**EXERCISE MATERIALS**
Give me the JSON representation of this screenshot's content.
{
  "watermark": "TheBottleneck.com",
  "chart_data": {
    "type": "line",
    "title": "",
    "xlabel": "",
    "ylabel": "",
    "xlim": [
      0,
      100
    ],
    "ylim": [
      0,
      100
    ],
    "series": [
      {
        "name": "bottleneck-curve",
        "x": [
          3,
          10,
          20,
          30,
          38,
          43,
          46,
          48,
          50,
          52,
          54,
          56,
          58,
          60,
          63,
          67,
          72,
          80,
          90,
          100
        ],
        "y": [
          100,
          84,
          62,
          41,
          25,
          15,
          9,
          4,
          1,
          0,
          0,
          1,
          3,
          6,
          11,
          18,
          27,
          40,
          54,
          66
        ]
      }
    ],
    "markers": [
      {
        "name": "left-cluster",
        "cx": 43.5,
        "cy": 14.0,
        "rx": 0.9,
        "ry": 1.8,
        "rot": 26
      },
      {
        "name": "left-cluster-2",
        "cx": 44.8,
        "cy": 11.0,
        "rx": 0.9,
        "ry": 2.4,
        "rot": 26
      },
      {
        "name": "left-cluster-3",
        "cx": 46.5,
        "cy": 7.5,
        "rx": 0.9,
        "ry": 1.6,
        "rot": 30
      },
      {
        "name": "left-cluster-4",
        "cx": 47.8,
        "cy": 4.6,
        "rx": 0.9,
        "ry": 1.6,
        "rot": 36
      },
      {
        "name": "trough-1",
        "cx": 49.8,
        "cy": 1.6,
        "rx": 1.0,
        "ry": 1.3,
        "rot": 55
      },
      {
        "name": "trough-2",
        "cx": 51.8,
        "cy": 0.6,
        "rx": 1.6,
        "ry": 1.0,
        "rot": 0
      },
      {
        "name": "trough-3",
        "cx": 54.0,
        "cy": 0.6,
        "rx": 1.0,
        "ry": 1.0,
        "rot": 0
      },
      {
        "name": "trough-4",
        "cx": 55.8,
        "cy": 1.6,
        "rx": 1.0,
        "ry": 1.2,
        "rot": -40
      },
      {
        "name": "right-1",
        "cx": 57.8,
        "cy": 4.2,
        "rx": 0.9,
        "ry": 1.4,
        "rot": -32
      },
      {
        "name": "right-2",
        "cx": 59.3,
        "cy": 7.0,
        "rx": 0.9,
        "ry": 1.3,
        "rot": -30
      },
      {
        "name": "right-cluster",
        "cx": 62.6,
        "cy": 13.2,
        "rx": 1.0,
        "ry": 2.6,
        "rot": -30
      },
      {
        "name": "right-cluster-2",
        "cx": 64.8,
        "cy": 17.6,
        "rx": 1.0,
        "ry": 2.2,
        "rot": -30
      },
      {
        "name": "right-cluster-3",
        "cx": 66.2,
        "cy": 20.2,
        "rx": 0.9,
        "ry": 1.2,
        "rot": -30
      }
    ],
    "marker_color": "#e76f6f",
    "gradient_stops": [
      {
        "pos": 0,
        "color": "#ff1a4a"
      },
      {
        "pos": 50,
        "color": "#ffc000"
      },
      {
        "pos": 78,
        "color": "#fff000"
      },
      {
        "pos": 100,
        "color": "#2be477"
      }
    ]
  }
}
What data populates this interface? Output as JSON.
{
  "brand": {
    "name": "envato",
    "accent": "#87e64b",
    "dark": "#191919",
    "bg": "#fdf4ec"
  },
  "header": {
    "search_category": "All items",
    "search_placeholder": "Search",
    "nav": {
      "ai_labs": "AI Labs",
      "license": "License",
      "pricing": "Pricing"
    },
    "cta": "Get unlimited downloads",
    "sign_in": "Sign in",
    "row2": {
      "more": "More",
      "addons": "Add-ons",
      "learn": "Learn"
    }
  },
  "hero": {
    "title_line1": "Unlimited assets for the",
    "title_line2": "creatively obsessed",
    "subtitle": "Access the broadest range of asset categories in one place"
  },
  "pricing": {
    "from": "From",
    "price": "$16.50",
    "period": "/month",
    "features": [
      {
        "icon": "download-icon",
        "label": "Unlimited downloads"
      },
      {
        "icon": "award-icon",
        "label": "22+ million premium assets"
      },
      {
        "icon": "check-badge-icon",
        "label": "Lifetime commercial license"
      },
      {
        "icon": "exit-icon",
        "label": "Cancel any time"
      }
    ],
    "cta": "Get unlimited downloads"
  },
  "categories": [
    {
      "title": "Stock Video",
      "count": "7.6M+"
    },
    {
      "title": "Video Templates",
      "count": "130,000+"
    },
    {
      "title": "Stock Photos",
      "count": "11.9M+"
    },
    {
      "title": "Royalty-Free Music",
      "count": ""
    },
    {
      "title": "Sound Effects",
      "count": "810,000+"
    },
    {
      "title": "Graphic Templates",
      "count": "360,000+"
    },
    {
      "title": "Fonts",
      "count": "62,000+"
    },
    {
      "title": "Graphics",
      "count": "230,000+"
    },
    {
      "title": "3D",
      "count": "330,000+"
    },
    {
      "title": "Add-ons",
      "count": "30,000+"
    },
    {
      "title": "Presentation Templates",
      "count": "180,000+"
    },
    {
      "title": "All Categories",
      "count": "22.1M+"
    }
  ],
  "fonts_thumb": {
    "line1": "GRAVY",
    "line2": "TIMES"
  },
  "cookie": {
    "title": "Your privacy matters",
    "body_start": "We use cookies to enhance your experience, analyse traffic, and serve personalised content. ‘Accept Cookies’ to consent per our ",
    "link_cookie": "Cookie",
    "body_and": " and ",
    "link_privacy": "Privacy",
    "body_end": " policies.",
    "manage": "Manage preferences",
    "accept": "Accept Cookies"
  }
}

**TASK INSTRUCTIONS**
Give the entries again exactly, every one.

**OUTPUT BELOW**
Give me the JSON representation of this screenshot's content.
{
  "watermark": "TheBottleneck.com",
  "chart_data": {
    "type": "line",
    "title": "",
    "xlabel": "",
    "ylabel": "",
    "xlim": [
      0,
      100
    ],
    "ylim": [
      0,
      100
    ],
    "series": [
      {
        "name": "bottleneck-curve",
        "x": [
          3,
          10,
          20,
          30,
          38,
          43,
          46,
          48,
          50,
          52,
          54,
          56,
          58,
          60,
          63,
          67,
          72,
          80,
          90,
          100
        ],
        "y": [
          100,
          84,
          62,
          41,
          25,
          15,
          9,
          4,
          1,
          0,
          0,
          1,
          3,
          6,
          11,
          18,
          27,
          40,
          54,
          66
        ]
      }
    ],
    "markers": [
      {
        "name": "left-cluster",
        "cx": 43.5,
        "cy": 14.0,
        "rx": 0.9,
        "ry": 1.8,
        "rot": 26
      },
      {
        "name": "left-cluster-2",
        "cx": 44.8,
        "cy": 11.0,
        "rx": 0.9,
        "ry": 2.4,
        "rot": 26
      },
      {
        "name": "left-cluster-3",
        "cx": 46.5,
        "cy": 7.5,
        "rx": 0.9,
        "ry": 1.6,
        "rot": 30
      },
      {
        "name": "left-cluster-4",
        "cx": 47.8,
        "cy": 4.6,
        "rx": 0.9,
        "ry": 1.6,
        "rot": 36
      },
      {
        "name": "trough-1",
        "cx": 49.8,
        "cy": 1.6,
        "rx": 1.0,
        "ry": 1.3,
        "rot": 55
      },
      {
        "name": "trough-2",
        "cx": 51.8,
        "cy": 0.6,
        "rx": 1.6,
        "ry": 1.0,
        "rot": 0
      },
      {
        "name": "trough-3",
        "cx": 54.0,
        "cy": 0.6,
        "rx": 1.0,
        "ry": 1.0,
        "rot": 0
      },
      {
        "name": "trough-4",
        "cx": 55.8,
        "cy": 1.6,
        "rx": 1.0,
        "ry": 1.2,
        "rot": -40
      },
      {
        "name": "right-1",
        "cx": 57.8,
        "cy": 4.2,
        "rx": 0.9,
        "ry": 1.4,
        "rot": -32
      },
      {
        "name": "right-2",
        "cx": 59.3,
        "cy": 7.0,
        "rx": 0.9,
        "ry": 1.3,
        "rot": -30
      },
      {
        "name": "right-cluster",
        "cx": 62.6,
        "cy": 13.2,
        "rx": 1.0,
        "ry": 2.6,
        "rot": -30
      },
      {
        "name": "right-cluster-2",
        "cx": 64.8,
        "cy": 17.6,
        "rx": 1.0,
        "ry": 2.2,
        "rot": -30
      },
      {
        "name": "right-cluster-3",
        "cx": 66.2,
        "cy": 20.2,
        "rx": 0.9,
        "ry": 1.2,
        "rot": -30
      }
    ],
    "marker_color": "#e76f6f",
    "gradient_stops": [
      {
        "pos": 0,
        "color": "#ff1a4a"
      },
      {
        "pos": 50,
        "color": "#ffc000"
      },
      {
        "pos": 78,
        "color": "#fff000"
      },
      {
        "pos": 100,
        "color": "#2be477"
      }
    ]
  }
}
What data populates this interface? Output as JSON.
{
  "brand": {
    "name": "envato",
    "accent": "#87e64b",
    "dark": "#191919",
    "bg": "#fdf4ec"
  },
  "header": {
    "search_category": "All items",
    "search_placeholder": "Search",
    "nav": {
      "ai_labs": "AI Labs",
      "license": "License",
      "pricing": "Pricing"
    },
    "cta": "Get unlimited downloads",
    "sign_in": "Sign in",
    "row2": {
      "more": "More",
      "addons": "Add-ons",
      "learn": "Learn"
    }
  },
  "hero": {
    "title_line1": "Unlimited assets for the",
    "title_line2": "creatively obsessed",
    "subtitle": "Access the broadest range of asset categories in one place"
  },
  "pricing": {
    "from": "From",
    "price": "$16.50",
    "period": "/month",
    "features": [
      {
        "icon": "download-icon",
        "label": "Unlimited downloads"
      },
      {
        "icon": "award-icon",
        "label": "22+ million premium assets"
      },
      {
        "icon": "check-badge-icon",
        "label": "Lifetime commercial license"
      },
      {
        "icon": "exit-icon",
        "label": "Cancel any time"
      }
    ],
    "cta": "Get unlimited downloads"
  },
  "categories": [
    {
      "title": "Stock Video",
      "count": "7.6M+"
    },
    {
      "title": "Video Templates",
      "count": "130,000+"
    },
    {
      "title": "Stock Photos",
      "count": "11.9M+"
    },
    {
      "title": "Royalty-Free Music",
      "count": ""
    },
    {
      "title": "Sound Effects",
      "count": "810,000+"
    },
    {
      "title": "Graphic Templates",
      "count": "360,000+"
    },
    {
      "title": "Fonts",
      "count": "62,000+"
    },
    {
      "title": "Graphics",
      "count": "230,000+"
    },
    {
      "title": "3D",
      "count": "330,000+"
    },
    {
      "title": "Add-ons",
      "count": "30,000+"
    },
    {
      "title": "Presentation Templates",
      "count": "180,000+"
    },
    {
      "title": "All Categories",
      "count": "22.1M+"
    }
  ],
  "fonts_thumb": {
    "line1": "GRAVY",
    "line2": "TIMES"
  },
  "cookie": {
    "title": "Your privacy matters",
    "body_start": "We use cookies to enhance your experience, analyse traffic, and serve personalised content. ‘Accept Cookies’ to consent per our ",
    "link_cookie": "Cookie",
    "body_and": " and ",
    "link_privacy": "Privacy",
    "body_end": " policies.",
    "manage": "Manage preferences",
    "accept": "Accept Cookies"
  }
}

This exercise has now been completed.